A 20.6 per cent increase in domestic passenger traffic in India is worth a special note. Over half of the growth in passenger traffic in Asia-Pacific came from these three economic giants. Other major contributors to the region’s strong passenger numbers were the major commercial airports in Thailand (+12.5 per cent), Japan (+4.6 v), Indonesia (+9.2 per cent), Australia (+5.4 per cent) and Chinese Taipei (+12.1 per cent). China and Korea posted strong a growth in international passengers (16.6 per cent and 15.7 per cent respectively).
Total air freight traffic in Asia-Pacific picked up 5.9 per cent in June 2016, surpassing the year-to-date figure of one per cent. International air freight in the region grew a meagre 0.5 per cent during the first half of the year, while domestic air freight in Asia-Pacific was somewhat stronger at 2.4 per cent.
China, accounting for over a third of air freight traffic in the region (34.3 per cent share in 2015), grew a modest 3.9 per cent in total freight (+3.2 per cent in domestic and +4.8 per cent in international freight on a year-to-date basis).
In Japan – the second largest air freight market in the region with a 13.4 per cent share – air freight at major commercial airports dropped 2.7 per cent during the first half of 2016, with equal declines in domestic and international freight.
Hong Kong, the third largest air freight market in Asia-Pacific with a 10.8 per cent share—saw a 0.8 per cent fall in international freight, while India posted a robust 9.6 per cent increase in total freight for the first six months of 2016, consisting of 4.1 per cent growth in domestic freight and 10.5 per cent growth in international freight.
Korea posted 0.4 per cent increase in total air freight, international freight growing 0.9 per centeven as domestic freight slipped into negative territory with a 4.6 per cent decrease.
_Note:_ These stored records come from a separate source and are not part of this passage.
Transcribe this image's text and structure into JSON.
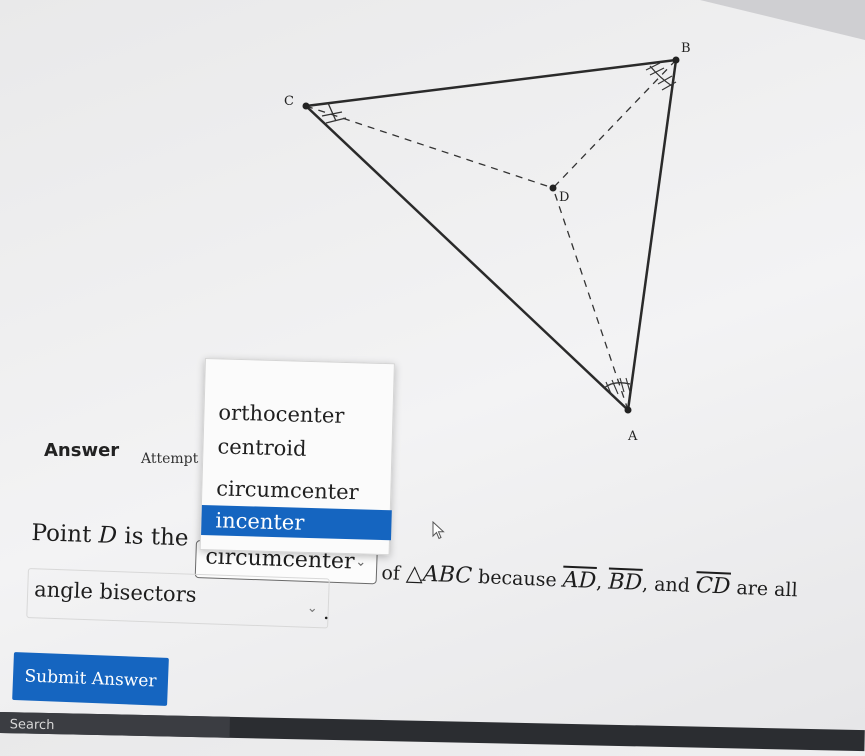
{
  "diagram": {
    "points": {
      "a": "A",
      "b": "B",
      "c": "C",
      "d": "D"
    }
  },
  "answer": {
    "label": "Answer",
    "attempt": "Attempt"
  },
  "dropdown": {
    "options": [
      "orthocenter",
      "centroid",
      "circumcenter",
      "incenter"
    ],
    "highlighted": "incenter"
  },
  "question": {
    "prefix_point": "Point",
    "point": "D",
    "is_the": "is the",
    "select1_value": "circumcenter",
    "of": "of",
    "triangle": "△ABC",
    "because": "because",
    "seg_ad": "AD",
    "seg_bd": "BD",
    "and": "and",
    "seg_cd": "CD",
    "are_all": "are all",
    "select2_value": "angle bisectors",
    "period": "."
  },
  "submit": {
    "label": "Submit Answer"
  },
  "taskbar": {
    "search": "Search"
  },
  "colors": {
    "accent": "#1565c0"
  }
}
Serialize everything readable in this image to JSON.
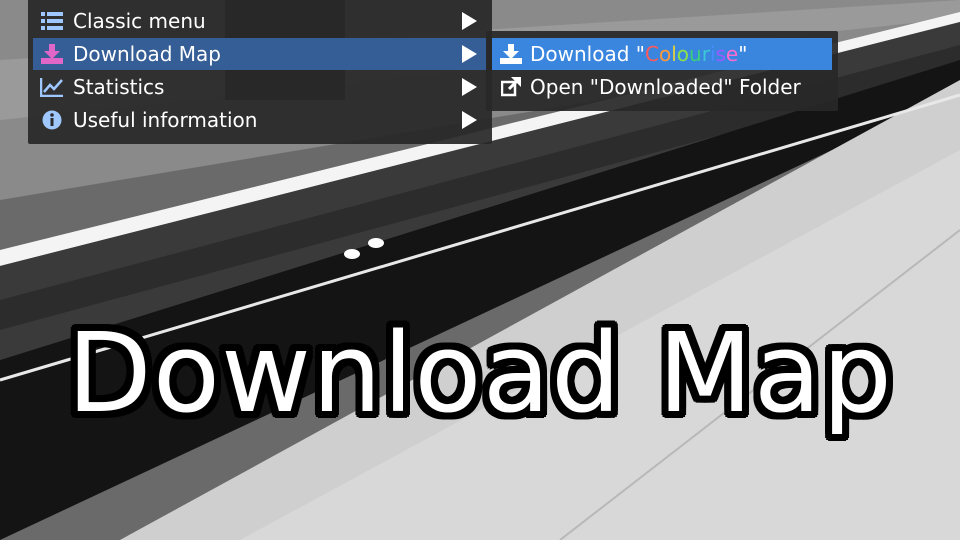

The air freight markets of Malaysia and Indonesia saw traffic declines of 18.5 per cent and 8.8 per cent respectively on a year-to-date basis.